Burrowing still farther down, as though with a powerful 9-inch analytical drill-bit, I find traces of an stygian flow of hot, silent molten lava hitherto undetected (the smaller drills don’t cut it at this depth). What Clyburn takes as “the world we live in” may actually be better characterized as a faith, and an economic one at that! Rather than implying that economics undergirds all politics, I submit that a default assumption in politics borrows from an economic faith. Specifically, the faith preached by Adam Smith in 1776.

Adam Smith and his classic text.  Wikimedia Commons.
 

Smith conjectured that each producer oriented to his or her own enrichment contributes nonetheless to the common good via a competitive market. In other words, the greed of individuals aggregates into what is best for the whole. The faith lies in not merely this assumption, but also that no one is needed to steer the whole. Rather than having someone steer the economic car, its route is a result of each car-part functioning as designed. Think of Google’s driverless car. No intention or consciousness drives. Rather, where the car goes is a product of an aggregate of parts—each doing its job (with design here being a part’s self-interest). To take another analogy, imagine a ship like the Titanic with only a massive group of formidable rowers in the belly of metal. The ship’s path is a result of external forces and the aggregation of the rowers’ individual striving to be stronger than the other rowers. No one is on deck looking for icebergs. No one is supervising the rowers, and the rowers themselves cannot see outside. In the back of each rower’s mind is an assumption, a faith really, that the sum total of bronze effort will result in the best course for the ship.
In American political theory, the notion of ambition as a check on ambition is a well-known staple. The ambition here is in terms of power. I suspect that the American electorate tends to assume that the tussle of self-interests is over policy and thus has the effect of shedding it of bad ideas. However, to the extent that members of Congress working on a bill are really thinking about how to get reelected, then the bill that emerges (i.e., where the ship goes) is a function of the aggregate of campaign strategies rather than governance. Faith is indeed needed here, for reason I fear cannot provide us with a viable link; what might be in a representative’s electoral self-interest is not necessarily conducive to public policy that optimizes the public good or welfare. Even aggregating all such self-interests does not, I strongly suspect, is not in the interest of the whole—the polity or society. Admittedly, I have not thought this last point out enough to safely rule out a rationale that links campaigning while governing to optimal legislation for the good of the whole.

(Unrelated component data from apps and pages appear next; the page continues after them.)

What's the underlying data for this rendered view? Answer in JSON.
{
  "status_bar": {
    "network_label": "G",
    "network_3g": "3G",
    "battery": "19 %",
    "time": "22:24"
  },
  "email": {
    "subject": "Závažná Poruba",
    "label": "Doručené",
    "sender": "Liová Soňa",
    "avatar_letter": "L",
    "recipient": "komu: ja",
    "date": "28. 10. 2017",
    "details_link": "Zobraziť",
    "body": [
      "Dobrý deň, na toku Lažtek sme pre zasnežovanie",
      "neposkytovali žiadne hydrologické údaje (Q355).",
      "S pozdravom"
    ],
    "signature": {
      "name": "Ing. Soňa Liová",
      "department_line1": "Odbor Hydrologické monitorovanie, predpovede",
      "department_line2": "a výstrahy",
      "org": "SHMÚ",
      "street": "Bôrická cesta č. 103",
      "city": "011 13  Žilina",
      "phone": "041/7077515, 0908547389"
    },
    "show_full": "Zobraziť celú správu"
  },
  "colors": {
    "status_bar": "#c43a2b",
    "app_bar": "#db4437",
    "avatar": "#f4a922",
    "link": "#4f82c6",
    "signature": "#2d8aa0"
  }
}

What do you think? Is it dangerous for the American people to be left in the dark regarding what really motivates Congressional lawmakers, or does legislation by sound-bites (or campaign strategy) not detract materially from “the sausage” that is produced?



1. Seung M. Kim and Jennifer Haberkorn, “With 39 Dems Behind It, House Passes Obamacare Fix,” Politico, November 15, 2013.
2. Ashley Alman, “Jim Clyburn Accuses House Dems of ‘Insulating Themselves Against Sound Bites,’” The Huffington Post, November 18, 2013.
3. Ibid.